■ Description of the task
Search the material for the word "from" and copy every line in which it occurs.

Records for this task Start Marker

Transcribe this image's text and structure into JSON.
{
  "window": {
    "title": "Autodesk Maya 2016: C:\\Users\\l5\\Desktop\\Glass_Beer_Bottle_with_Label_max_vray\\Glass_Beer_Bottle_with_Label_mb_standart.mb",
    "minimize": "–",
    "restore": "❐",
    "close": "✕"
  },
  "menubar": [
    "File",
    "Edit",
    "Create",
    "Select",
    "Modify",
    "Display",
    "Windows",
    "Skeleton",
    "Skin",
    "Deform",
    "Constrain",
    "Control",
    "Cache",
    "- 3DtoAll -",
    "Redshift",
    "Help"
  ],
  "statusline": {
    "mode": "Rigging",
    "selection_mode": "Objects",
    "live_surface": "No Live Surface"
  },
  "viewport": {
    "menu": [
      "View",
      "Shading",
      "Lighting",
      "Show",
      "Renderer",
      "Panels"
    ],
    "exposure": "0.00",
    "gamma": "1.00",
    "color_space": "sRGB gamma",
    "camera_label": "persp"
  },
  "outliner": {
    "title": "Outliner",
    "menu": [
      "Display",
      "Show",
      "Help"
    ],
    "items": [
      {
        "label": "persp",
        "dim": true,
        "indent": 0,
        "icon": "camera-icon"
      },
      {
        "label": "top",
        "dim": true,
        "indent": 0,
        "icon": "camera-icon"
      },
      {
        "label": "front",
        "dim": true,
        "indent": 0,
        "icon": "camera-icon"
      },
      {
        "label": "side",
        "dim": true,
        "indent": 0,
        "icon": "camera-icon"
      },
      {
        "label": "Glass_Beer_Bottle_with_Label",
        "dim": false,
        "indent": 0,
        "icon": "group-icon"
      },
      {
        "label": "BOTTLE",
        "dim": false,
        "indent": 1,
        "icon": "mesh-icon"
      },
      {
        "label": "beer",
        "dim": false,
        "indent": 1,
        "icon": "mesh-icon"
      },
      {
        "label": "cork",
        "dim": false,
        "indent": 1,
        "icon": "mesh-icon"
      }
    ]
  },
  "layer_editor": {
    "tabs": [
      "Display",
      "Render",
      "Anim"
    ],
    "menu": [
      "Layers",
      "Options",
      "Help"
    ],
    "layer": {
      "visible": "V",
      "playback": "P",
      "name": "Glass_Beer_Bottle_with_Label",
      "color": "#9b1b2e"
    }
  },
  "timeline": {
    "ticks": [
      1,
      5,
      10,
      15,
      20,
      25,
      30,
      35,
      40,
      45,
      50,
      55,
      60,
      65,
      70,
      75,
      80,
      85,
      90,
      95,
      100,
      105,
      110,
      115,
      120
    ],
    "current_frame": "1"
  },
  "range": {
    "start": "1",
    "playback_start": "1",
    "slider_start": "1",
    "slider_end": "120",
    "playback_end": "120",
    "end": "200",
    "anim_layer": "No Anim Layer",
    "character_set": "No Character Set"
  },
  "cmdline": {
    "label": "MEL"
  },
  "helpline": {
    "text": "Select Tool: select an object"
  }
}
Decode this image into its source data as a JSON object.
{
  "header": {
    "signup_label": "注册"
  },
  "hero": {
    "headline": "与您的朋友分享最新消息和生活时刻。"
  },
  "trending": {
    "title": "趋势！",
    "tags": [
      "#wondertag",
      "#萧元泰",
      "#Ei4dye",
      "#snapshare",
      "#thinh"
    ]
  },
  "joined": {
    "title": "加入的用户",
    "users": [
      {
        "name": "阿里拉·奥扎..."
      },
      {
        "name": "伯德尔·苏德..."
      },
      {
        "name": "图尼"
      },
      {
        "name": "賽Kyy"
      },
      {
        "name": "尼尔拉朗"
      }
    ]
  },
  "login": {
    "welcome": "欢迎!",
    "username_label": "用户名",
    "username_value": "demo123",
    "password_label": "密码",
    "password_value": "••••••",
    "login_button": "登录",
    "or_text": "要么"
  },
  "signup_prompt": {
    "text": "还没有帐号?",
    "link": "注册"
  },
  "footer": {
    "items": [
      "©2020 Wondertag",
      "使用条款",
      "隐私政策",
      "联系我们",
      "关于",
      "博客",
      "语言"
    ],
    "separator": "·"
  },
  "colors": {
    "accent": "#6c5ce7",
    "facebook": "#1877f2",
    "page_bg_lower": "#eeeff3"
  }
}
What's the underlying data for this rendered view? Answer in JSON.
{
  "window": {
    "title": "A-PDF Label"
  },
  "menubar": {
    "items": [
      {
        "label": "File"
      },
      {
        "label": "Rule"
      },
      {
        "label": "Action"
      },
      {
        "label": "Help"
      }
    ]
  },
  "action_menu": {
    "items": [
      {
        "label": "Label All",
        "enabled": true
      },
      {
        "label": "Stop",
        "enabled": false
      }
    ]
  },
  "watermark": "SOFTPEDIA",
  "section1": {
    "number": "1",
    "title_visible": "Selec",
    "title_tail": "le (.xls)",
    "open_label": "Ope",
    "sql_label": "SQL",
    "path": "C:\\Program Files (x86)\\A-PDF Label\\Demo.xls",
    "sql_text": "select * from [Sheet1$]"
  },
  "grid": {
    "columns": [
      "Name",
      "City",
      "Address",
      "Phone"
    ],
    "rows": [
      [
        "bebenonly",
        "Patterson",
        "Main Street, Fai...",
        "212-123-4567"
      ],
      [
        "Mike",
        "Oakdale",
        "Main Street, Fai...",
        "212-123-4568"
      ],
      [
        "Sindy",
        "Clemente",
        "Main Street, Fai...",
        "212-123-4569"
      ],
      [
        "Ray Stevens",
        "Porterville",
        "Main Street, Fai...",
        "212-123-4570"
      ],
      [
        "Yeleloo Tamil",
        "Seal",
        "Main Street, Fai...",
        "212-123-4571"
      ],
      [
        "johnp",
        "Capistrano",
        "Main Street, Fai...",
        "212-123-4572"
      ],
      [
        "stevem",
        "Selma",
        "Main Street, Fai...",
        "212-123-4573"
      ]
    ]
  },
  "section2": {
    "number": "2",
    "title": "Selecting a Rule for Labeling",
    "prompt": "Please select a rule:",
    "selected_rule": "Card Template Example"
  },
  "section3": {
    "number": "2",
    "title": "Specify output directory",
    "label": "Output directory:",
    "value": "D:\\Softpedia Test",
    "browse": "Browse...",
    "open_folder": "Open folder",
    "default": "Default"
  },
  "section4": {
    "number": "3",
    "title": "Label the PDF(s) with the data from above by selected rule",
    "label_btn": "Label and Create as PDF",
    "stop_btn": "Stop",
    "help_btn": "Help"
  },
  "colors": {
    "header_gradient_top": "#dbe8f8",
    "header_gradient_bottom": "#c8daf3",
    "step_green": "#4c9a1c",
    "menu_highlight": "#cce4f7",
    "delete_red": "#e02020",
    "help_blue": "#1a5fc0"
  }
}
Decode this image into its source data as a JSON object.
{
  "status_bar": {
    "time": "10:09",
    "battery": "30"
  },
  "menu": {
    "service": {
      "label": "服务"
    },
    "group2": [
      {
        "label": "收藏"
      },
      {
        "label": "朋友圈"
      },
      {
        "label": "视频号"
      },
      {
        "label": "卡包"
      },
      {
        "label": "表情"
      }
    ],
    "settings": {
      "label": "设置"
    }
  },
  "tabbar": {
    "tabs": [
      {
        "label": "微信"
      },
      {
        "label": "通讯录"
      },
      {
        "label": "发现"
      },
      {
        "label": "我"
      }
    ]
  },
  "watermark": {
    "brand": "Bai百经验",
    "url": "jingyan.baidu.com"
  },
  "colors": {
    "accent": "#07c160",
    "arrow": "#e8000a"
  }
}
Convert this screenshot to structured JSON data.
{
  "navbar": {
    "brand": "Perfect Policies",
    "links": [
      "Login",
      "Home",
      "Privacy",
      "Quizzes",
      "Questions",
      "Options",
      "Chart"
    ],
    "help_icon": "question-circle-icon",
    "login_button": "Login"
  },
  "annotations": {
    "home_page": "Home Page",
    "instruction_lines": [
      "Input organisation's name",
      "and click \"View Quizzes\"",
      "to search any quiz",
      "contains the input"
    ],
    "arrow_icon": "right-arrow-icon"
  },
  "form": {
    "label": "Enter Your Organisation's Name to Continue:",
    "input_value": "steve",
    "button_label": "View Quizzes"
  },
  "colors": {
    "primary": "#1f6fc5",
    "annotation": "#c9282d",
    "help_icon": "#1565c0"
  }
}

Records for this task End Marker

■ Solution for this exercise
    "sql_text": "select * from [Sheet1$]"
    "title": "Label the PDF(s) with the data from above by selected rule",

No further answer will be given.